Although a modest part of the brands' overall sales, increased fleet deliveries helped offset a tough sales period. Aided by fleet sales, Hyundai scratched out a 0.7 percent sales gain in the first quarter. Nissan's total sales fell 35.2 percent during the quarter, while industrywide sales tumbled 38.4 percent.
Hyundai's fleet sales rose 29 percent for the quarter, according to Polk. Nissan's increased 21 percent.
Fleet sales include sales of vehicles to government and commercial fleets. Rental-car companies make up the lion's share of the market.
Nissan spokeswoman Julie Lawless says fleet numbers were higher than normal for the first quarter because some deliveries were delayed from 2008. But she predicts the fleet share of Nissan's sales will be higher this year than it was last year.
Chris Hosford, spokesman for Hyundai Motor America, says fleet business fell in May and will slow down to end up at 12 to 15 percent of sales.
Says Hosford: "We wanted to be sure that we took advantage of that business opportunity when some other automakers were not going to be as aggressive."

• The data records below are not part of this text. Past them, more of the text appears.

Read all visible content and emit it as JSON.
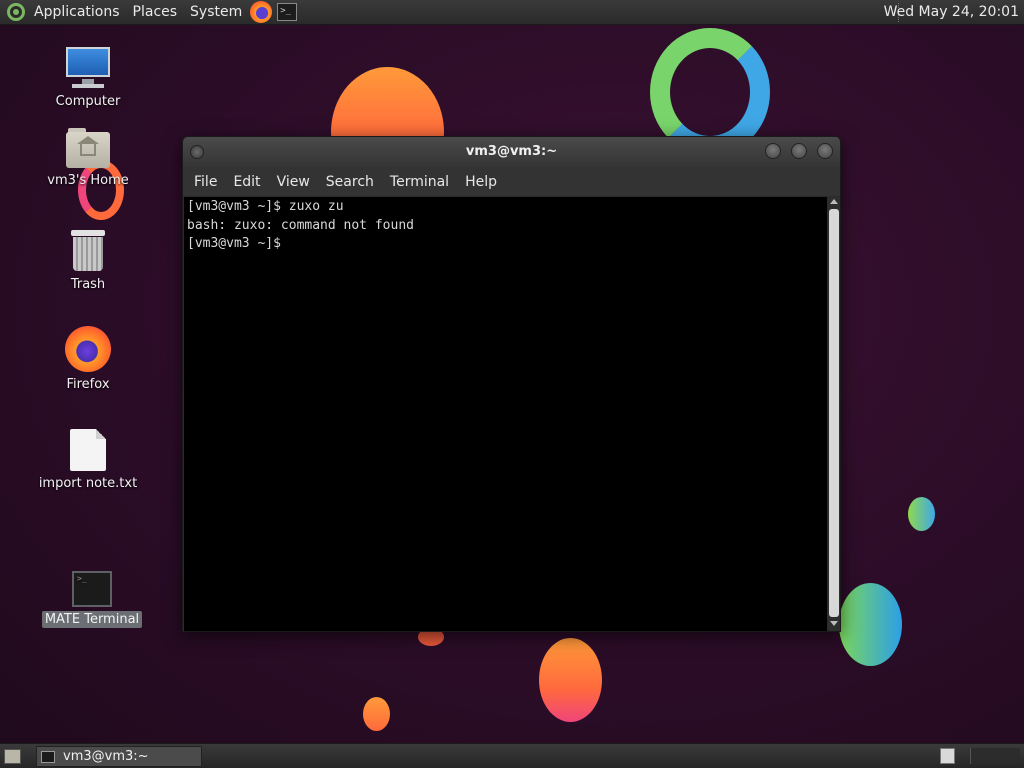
{
  "top_panel": {
    "menus": {
      "applications": "Applications",
      "places": "Places",
      "system": "System"
    },
    "launchers": [
      "firefox-icon",
      "terminal-icon"
    ],
    "clock": "Wed May 24, 20:01"
  },
  "desktop": {
    "icons": [
      {
        "label": "Computer",
        "icon": "computer-icon"
      },
      {
        "label": "vm3's Home",
        "icon": "home-folder-icon"
      },
      {
        "label": "Trash",
        "icon": "trash-icon"
      },
      {
        "label": "Firefox",
        "icon": "firefox-icon"
      },
      {
        "label": "import note.txt",
        "icon": "text-file-icon"
      },
      {
        "label": "MATE Terminal",
        "icon": "terminal-icon"
      }
    ]
  },
  "terminal": {
    "title": "vm3@vm3:~",
    "menus": [
      "File",
      "Edit",
      "View",
      "Search",
      "Terminal",
      "Help"
    ],
    "lines": [
      "[vm3@vm3 ~]$ zuxo zu",
      "bash: zuxo: command not found",
      "[vm3@vm3 ~]$ "
    ]
  },
  "bottom_panel": {
    "tasks": [
      {
        "label": "vm3@vm3:~",
        "icon": "terminal-icon"
      }
    ]
  },
  "colors": {
    "wallpaper": "#2b0c27",
    "panel": "#2f2f2f",
    "terminal_bg": "#000000",
    "terminal_fg": "#d8d8d8"
  }
}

Nissan and Hyundai saw a steep drop in May total sales. Nissan sales fell 33.1 percent from a year earlier, and Hyundai declined 18.7 percent.

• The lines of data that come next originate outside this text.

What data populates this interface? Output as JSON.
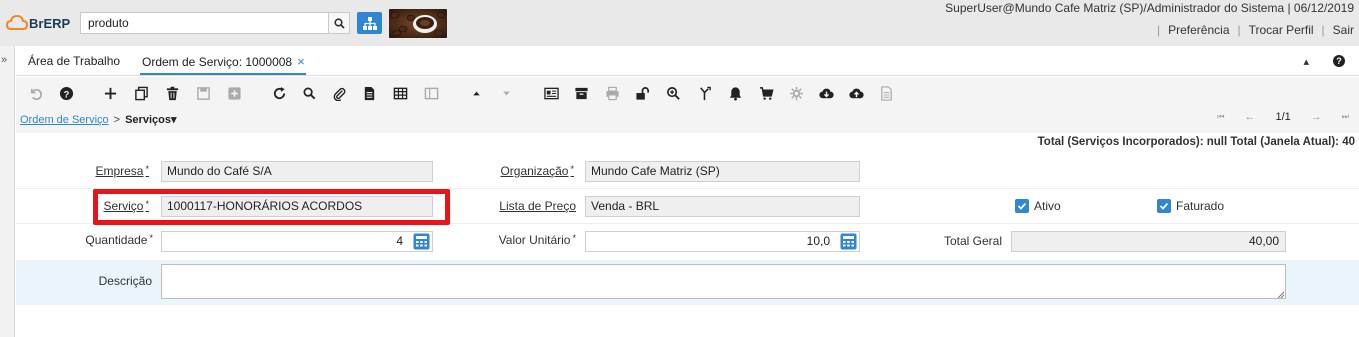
{
  "header": {
    "logo_text": "BrERP",
    "search_value": "produto",
    "user_info": "SuperUser@Mundo Cafe Matriz (SP)/Administrador do Sistema | 06/12/2019",
    "links": [
      "Preferência",
      "Trocar Perfil",
      "Sair"
    ]
  },
  "tabs": [
    {
      "label": "Área de Trabalho",
      "active": false
    },
    {
      "label": "Ordem de Serviço: 1000008",
      "active": true,
      "closable": true,
      "close_glyph": "×"
    }
  ],
  "tabbar_right": {
    "minimize_glyph": "▴",
    "help_glyph": "?"
  },
  "toolbar": {
    "icons": [
      "undo-icon",
      "help-icon",
      "new-icon",
      "copy-icon",
      "delete-icon",
      "save-icon",
      "save-new-icon",
      "refresh-icon",
      "find-icon",
      "attachment-icon",
      "report-icon",
      "grid-toggle-icon",
      "detail-icon",
      "previous-tab-icon",
      "next-tab-icon",
      "form-icon",
      "archive-icon",
      "print-icon",
      "lock-icon",
      "zoom-icon",
      "workflow-icon",
      "notification-icon",
      "cart-icon",
      "process-icon",
      "download-icon",
      "upload-icon",
      "document-icon"
    ]
  },
  "breadcrumb": {
    "link": "Ordem de Serviço",
    "separator": ">",
    "current": "Serviços",
    "current_suffix": "▾"
  },
  "record_nav": {
    "first_glyph": "⏮",
    "prev_glyph": "←",
    "position": "1/1",
    "next_glyph": "→",
    "last_glyph": "⏭"
  },
  "totals": "Total (Serviços Incorporados): null Total (Janela Atual): 40",
  "form": {
    "empresa": {
      "label": "Empresa",
      "required": "*",
      "value": "Mundo do Café S/A"
    },
    "organizacao": {
      "label": "Organização",
      "required": "*",
      "value": "Mundo Cafe Matriz (SP)"
    },
    "servico": {
      "label": "Serviço",
      "required": "*",
      "value": "1000117-HONORÁRIOS ACORDOS"
    },
    "lista_preco": {
      "label": "Lista de Preço",
      "value": "Venda - BRL"
    },
    "ativo": {
      "label": "Ativo",
      "checked": true
    },
    "faturado": {
      "label": "Faturado",
      "checked": true
    },
    "quantidade": {
      "label": "Quantidade",
      "required": "*",
      "value": "4"
    },
    "valor_unitario": {
      "label": "Valor Unitário",
      "required": "*",
      "value": "10,0"
    },
    "total_geral": {
      "label": "Total Geral",
      "value": "40,00"
    },
    "descricao": {
      "label": "Descrição",
      "value": ""
    }
  },
  "colors": {
    "accent": "#2f86d4",
    "highlight": "#e8141a",
    "header_bg": "#e9e9e9",
    "row_highlight_bg": "#e9f4fb"
  }
}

The Detroit 3's pullback from fleets was a conscious shift in strategy. Those makers are leaving the low-margin rental-car business rather than continuing to rely on it to keep factories running. Pushing too many vehicles into rental fleets, they concluded, hurts residual values when those cars end up at auctions.

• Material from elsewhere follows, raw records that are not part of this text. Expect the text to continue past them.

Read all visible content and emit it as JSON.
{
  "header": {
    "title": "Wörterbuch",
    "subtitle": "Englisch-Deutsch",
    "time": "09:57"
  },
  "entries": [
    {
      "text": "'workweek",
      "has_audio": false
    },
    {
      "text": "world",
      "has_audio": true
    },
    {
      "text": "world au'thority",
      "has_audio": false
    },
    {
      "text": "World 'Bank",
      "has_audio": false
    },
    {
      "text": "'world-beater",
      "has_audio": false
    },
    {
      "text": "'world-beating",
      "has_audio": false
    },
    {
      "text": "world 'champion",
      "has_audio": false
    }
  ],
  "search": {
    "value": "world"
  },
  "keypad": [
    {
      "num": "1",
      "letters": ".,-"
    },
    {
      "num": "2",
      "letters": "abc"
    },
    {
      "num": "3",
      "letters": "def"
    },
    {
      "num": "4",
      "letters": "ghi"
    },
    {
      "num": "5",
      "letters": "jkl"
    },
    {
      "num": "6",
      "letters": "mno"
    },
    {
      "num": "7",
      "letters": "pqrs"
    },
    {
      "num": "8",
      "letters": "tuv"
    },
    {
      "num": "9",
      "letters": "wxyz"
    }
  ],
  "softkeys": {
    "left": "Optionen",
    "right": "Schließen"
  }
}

General Motors' fleet sales fell 68 percent in the first quarter, to about 15 percent of sales, Polk data show. Chrysler LLC's fleet sales dropped 69 percent. Ford Motor Co.'s fleet sales fell about 56 percent.
Overall, the fleet market has crashed along with the U.S. retail market. For the first three months of this year, industrywide fleet sales totaled about 395,000 vehicles, down steeply from about 757,000 a year earlier, according to Polk data.